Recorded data

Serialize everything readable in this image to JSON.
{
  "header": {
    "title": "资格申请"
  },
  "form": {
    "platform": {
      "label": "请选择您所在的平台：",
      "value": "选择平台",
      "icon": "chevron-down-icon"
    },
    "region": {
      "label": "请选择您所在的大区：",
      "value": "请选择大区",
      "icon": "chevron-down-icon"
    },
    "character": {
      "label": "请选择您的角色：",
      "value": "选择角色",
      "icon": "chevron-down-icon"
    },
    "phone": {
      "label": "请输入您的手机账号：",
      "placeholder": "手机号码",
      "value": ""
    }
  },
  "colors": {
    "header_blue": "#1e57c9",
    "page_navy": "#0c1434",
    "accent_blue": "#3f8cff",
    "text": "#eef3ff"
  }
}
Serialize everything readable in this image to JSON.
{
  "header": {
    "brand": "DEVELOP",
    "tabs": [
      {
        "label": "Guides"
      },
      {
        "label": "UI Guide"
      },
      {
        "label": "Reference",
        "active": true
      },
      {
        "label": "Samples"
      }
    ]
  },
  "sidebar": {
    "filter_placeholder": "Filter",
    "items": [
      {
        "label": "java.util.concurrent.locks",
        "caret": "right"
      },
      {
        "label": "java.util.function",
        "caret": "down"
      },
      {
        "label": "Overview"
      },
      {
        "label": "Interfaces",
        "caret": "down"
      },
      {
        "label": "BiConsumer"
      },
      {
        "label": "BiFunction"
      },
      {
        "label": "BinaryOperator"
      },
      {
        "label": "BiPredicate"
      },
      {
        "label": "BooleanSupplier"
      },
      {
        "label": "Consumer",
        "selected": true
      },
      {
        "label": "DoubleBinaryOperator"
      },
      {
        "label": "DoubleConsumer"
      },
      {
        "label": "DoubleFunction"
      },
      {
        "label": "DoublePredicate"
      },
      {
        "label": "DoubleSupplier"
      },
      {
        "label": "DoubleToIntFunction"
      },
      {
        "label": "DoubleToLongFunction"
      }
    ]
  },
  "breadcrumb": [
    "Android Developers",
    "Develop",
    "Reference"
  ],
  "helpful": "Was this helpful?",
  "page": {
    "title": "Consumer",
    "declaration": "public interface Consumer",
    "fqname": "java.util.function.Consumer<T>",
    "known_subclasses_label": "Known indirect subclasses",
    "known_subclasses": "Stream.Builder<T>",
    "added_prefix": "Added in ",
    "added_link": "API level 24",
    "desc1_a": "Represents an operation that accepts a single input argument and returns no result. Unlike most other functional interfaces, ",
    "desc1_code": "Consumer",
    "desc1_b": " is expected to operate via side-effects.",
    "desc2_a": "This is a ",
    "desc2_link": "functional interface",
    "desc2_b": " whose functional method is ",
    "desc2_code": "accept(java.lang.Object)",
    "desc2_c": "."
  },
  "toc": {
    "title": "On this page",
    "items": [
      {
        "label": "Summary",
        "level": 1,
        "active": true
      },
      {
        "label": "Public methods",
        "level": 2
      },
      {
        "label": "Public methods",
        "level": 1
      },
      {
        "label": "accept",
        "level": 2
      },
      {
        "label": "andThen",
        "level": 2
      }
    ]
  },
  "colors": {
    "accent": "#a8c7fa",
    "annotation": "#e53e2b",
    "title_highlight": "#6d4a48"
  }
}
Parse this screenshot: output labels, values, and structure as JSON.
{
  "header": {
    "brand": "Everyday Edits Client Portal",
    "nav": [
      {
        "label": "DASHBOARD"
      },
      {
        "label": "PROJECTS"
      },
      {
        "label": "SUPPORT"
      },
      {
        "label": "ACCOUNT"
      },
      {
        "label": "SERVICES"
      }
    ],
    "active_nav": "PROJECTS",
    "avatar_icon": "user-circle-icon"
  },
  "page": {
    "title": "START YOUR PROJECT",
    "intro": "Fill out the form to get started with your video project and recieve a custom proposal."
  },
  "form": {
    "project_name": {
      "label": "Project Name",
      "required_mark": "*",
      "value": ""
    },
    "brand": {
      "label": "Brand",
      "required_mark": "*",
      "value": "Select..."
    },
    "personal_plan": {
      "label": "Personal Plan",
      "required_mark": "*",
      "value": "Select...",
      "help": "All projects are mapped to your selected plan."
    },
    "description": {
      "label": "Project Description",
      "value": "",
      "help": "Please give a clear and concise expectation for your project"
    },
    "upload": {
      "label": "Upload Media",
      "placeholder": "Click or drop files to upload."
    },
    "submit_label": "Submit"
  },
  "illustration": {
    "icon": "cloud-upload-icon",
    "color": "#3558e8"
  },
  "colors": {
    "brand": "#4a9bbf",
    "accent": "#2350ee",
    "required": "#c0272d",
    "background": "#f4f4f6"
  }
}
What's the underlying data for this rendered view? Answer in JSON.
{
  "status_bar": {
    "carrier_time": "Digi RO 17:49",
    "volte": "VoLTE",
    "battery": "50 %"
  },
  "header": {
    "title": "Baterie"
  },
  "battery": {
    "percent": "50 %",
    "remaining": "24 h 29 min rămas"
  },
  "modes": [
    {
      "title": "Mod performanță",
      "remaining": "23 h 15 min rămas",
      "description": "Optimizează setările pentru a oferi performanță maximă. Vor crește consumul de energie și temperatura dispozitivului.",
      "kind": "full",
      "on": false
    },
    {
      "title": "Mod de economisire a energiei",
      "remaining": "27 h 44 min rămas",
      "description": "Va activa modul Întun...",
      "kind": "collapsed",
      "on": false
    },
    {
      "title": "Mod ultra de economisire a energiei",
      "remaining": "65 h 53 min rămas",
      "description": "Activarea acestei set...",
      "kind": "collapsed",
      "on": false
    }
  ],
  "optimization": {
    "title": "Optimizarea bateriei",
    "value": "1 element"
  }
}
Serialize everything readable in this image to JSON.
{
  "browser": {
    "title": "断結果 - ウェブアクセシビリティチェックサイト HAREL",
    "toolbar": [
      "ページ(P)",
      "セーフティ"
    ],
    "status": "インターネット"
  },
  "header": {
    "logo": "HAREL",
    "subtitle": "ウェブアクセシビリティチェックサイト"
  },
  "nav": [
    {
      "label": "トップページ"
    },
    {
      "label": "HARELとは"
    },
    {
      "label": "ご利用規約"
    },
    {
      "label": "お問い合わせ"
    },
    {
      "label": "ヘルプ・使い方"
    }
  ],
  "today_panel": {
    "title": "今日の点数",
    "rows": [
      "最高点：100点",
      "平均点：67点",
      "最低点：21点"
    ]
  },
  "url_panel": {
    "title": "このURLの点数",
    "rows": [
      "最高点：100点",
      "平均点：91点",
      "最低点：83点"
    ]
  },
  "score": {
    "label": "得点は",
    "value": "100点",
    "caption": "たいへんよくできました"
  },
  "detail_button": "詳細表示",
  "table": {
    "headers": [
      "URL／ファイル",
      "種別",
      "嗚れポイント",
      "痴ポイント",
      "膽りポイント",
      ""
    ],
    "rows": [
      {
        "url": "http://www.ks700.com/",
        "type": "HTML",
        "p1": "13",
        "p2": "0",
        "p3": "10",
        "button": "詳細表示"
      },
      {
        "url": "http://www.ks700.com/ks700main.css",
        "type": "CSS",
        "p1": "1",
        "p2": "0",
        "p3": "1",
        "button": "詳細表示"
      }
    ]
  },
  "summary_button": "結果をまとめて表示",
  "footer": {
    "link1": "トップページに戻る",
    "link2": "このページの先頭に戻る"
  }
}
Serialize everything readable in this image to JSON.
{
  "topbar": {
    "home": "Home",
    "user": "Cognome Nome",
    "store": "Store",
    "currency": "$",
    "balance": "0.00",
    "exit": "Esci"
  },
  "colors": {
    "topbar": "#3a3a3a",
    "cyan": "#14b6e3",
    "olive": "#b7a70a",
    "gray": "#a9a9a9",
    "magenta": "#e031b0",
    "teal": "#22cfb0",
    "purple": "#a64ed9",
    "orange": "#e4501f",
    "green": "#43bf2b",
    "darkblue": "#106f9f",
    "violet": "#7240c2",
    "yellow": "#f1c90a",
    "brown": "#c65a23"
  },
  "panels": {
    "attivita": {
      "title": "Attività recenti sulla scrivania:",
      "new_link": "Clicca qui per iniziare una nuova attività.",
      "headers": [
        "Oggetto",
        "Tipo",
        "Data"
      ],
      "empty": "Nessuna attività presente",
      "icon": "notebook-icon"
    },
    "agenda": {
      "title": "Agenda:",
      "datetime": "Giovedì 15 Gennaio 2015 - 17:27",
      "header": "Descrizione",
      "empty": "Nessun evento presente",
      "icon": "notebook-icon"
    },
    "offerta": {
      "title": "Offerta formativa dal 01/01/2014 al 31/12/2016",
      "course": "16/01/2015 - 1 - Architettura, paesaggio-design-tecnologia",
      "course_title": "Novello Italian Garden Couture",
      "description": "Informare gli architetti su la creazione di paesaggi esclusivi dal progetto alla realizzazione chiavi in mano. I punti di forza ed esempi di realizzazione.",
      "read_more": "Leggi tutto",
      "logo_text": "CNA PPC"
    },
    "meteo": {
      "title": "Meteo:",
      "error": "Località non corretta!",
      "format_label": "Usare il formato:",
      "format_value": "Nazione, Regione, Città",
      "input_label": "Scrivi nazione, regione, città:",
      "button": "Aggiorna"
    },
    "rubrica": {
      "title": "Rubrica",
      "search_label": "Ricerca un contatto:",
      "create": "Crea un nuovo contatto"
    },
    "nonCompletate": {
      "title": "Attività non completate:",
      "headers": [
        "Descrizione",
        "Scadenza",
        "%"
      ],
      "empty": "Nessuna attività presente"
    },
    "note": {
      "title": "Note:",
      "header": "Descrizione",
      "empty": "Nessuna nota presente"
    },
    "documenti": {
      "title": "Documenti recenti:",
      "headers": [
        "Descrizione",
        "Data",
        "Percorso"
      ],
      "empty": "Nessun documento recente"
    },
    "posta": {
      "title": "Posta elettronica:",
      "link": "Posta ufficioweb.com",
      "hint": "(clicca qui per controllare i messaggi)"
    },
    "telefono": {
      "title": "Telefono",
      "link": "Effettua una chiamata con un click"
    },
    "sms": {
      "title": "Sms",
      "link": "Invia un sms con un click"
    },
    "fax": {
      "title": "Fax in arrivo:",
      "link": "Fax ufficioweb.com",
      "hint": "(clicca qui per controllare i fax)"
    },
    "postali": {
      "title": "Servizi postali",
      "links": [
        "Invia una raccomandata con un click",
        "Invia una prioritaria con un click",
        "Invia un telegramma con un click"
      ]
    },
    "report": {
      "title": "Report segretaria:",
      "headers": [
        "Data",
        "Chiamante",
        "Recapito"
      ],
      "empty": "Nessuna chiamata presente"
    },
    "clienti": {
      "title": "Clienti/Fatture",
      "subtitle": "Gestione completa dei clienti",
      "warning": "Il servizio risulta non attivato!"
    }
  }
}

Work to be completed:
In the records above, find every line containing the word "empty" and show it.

Response to the exercise:
      "empty": "Nessuna attività presente",
      "empty": "Nessun evento presente",
      "empty": "Nessuna attività presente"
      "empty": "Nessuna nota presente"
      "empty": "Nessun documento recente"
      "empty": "Nessuna chiamata presente"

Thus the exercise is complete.